August 01, 2018 Book Review

Ending Ageism or How Not to Shoot Old People

by Margaret Morganroth Gullette

Reviewed by Liz Milner

The cover of this book is living proof of Picasso’s dictum that “Art shakes the dust off ordinary life.” It features a striking photograph of an older woman. The image was once part of a mural that deteriorated, leaving just the woman’s face and upper torso. Despite the mutilation, the witch-like figure radiates power: she is vitally, disturbingly alive, and oddly beautiful.

The cover illustrates Gullette’s project of breaking out of “the youth ghetto of our visual culture” to create a new vision of ageing. The subtitle of this book, “How Not to Shoot Old People” refers both to the stereotyped photos that depict older people as “dejected bodies without agency,” and to “duty-to-die” public policies that prioritize the economic and health care needs of the young at the expense of their elders.

Margaret Morganroth Gullette is a cultural critic and prize-winning writer of nonfiction, an internationally known age critic, essayist, and activist.

Dubbed an “anti-ageism pioneer” by the press, Gullette, who invented the term “ageism,” has been America’s primary theorist and practitioner of age studies.

Agism, Gullette says, is an ethical issue that our society portrays as a neutral health issue. It is our society’s last socially acceptable prejudice. Just as racists in previous centuries portrayed the subjugation of other races as ordained by natural law and therefore predetermined, our culture is steeped in a pervasive ageist ideology that depicts ageing as a loathsome disease requiring that older people be shunned, quarantined and, in extreme cases, put to death.

Age, she argues is more a cultural construct than a natural process and decline is the dominant narrative that justifies “micro-” and sometimes “macro-agressions” against older people that range from ignoring them in social situations to over-drugging and under-treating them in healthcare facilities.

In this book, Gullette argues that our culture has become steeped in ageism — a pervasive climate change that engulfs society “diffusely, like toxic gas.” How does one grapple with a cloud? Gullette tries to approach ageism from a mind-boggling array of perspectives. She challenges her readers to “connect the dots” in an argument that ranges (and rages) from ageism’s impact on photography, university education, the future of agriculture, ecology, genocide tribunals, the delivery of medical care, end-of-life decision-making and euthanasia.

Though Gullette is an academic who often slips into the jargon of psychology and sociology, her “academese” is peppered with striking images, witty observations and telling details. For example, she describes the beauty of the subject of an Annie Leibovitz photo as “stored like treasure in the vitrine of an old face.”

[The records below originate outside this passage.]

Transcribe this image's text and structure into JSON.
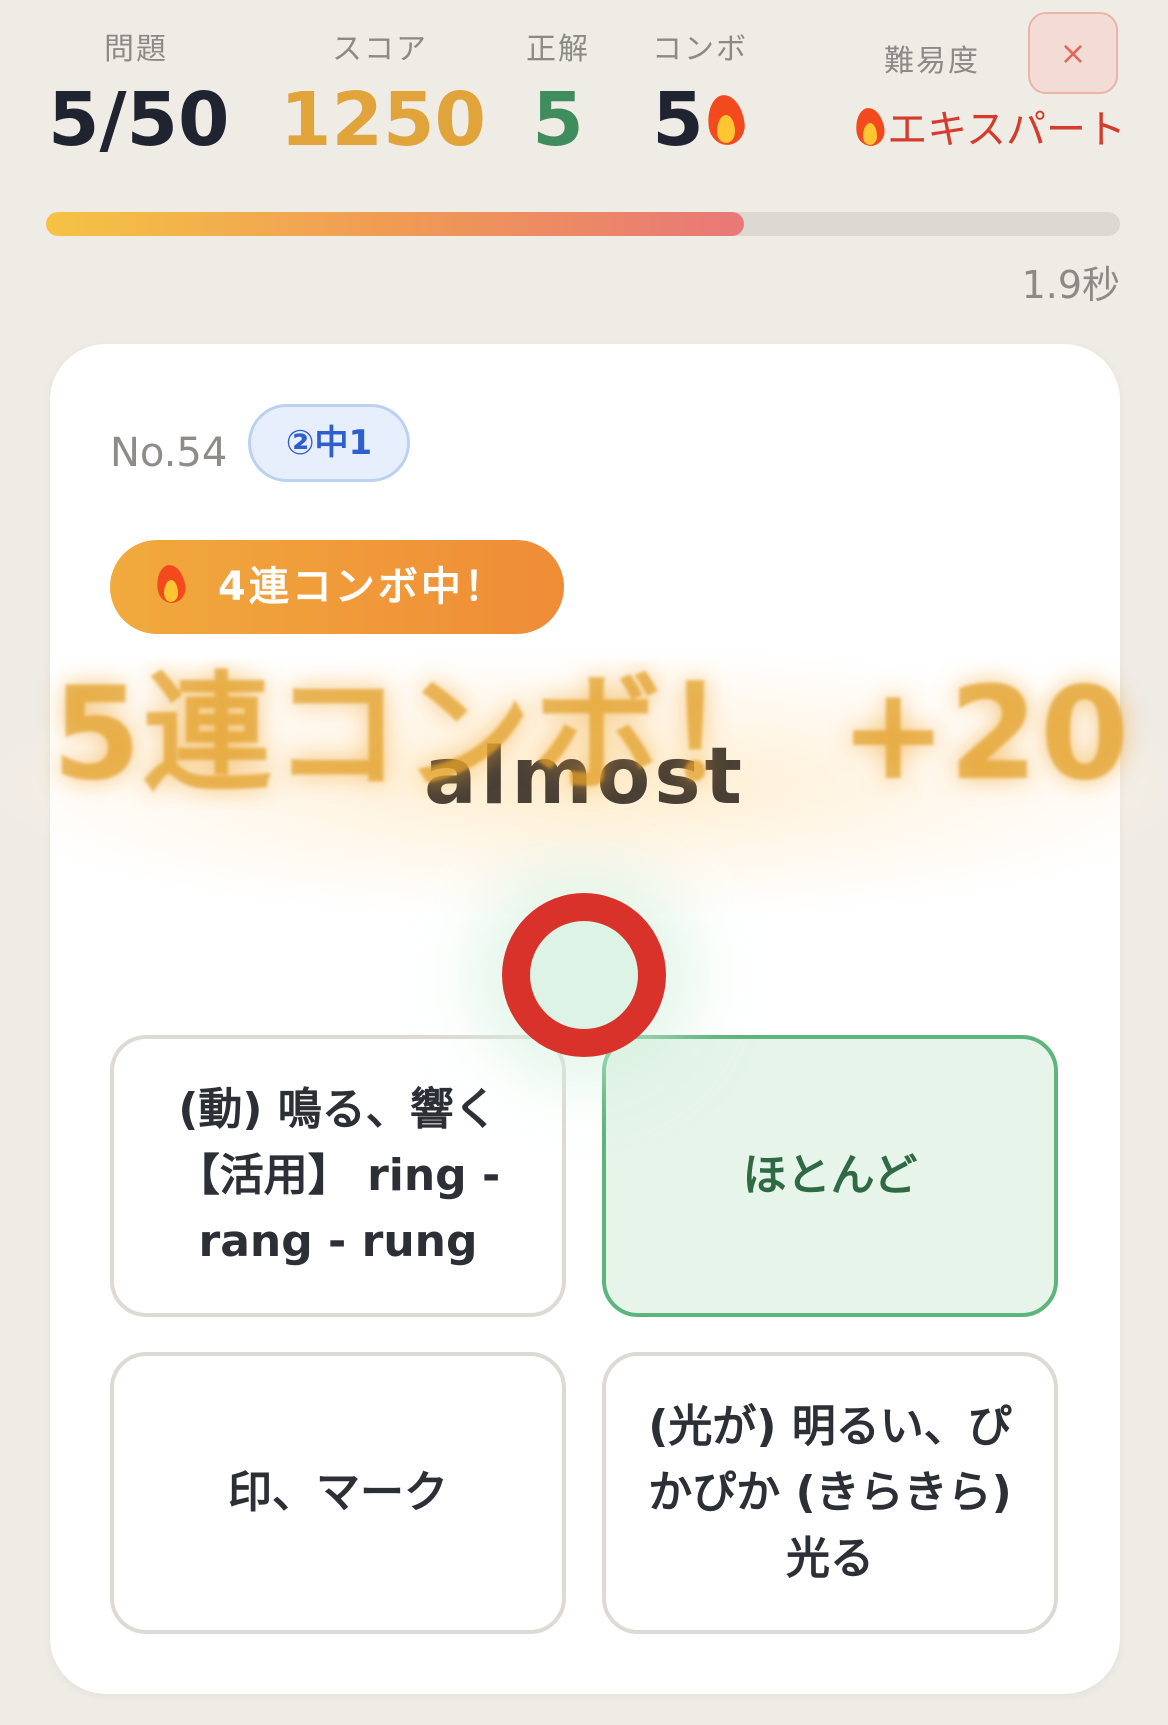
{
  "stats": {
    "question_label": "問題",
    "question_value": "5/50",
    "score_label": "スコア",
    "score_value": "1250",
    "correct_label": "正解",
    "correct_value": "5",
    "combo_label": "コンボ",
    "combo_value": "5",
    "difficulty_label": "難易度",
    "difficulty_value": "エキスパート"
  },
  "close_label": "×",
  "progress": {
    "fraction": 0.65,
    "time": "1.9秒"
  },
  "question": {
    "number": "No.54",
    "grade": "②中1",
    "combo_status": "4連コンボ中！",
    "word": "almost"
  },
  "combo_burst": "5連コンボ！ +20",
  "choices": [
    {
      "text": "(動) 鳴る、響く【活用】 ring - rang - rung",
      "state": "default"
    },
    {
      "text": "ほとんど",
      "state": "correct"
    },
    {
      "text": "印、マーク",
      "state": "default"
    },
    {
      "text": "(光が) 明るい、ぴかぴか (きらきら) 光る",
      "state": "default"
    }
  ],
  "icons": {
    "combo": "fire-icon",
    "difficulty": "fire-icon",
    "result": "correct-circle-icon",
    "close": "close-icon"
  },
  "colors": {
    "accent_orange": "#ef8c37",
    "score_gold": "#e0a43a",
    "correct_green": "#3f8c5c",
    "difficulty_red": "#d43b2c"
  }
}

Her insights are amazing, but the force of her argument is blunted by a lack of focus. I suspect that many of the chapters in this book began as essays; the one thing Gullette’s argument is short on is connective tissue. Theories that seek to explain everything often are too broad to explain anything. Gullette has spread her net a little too wide.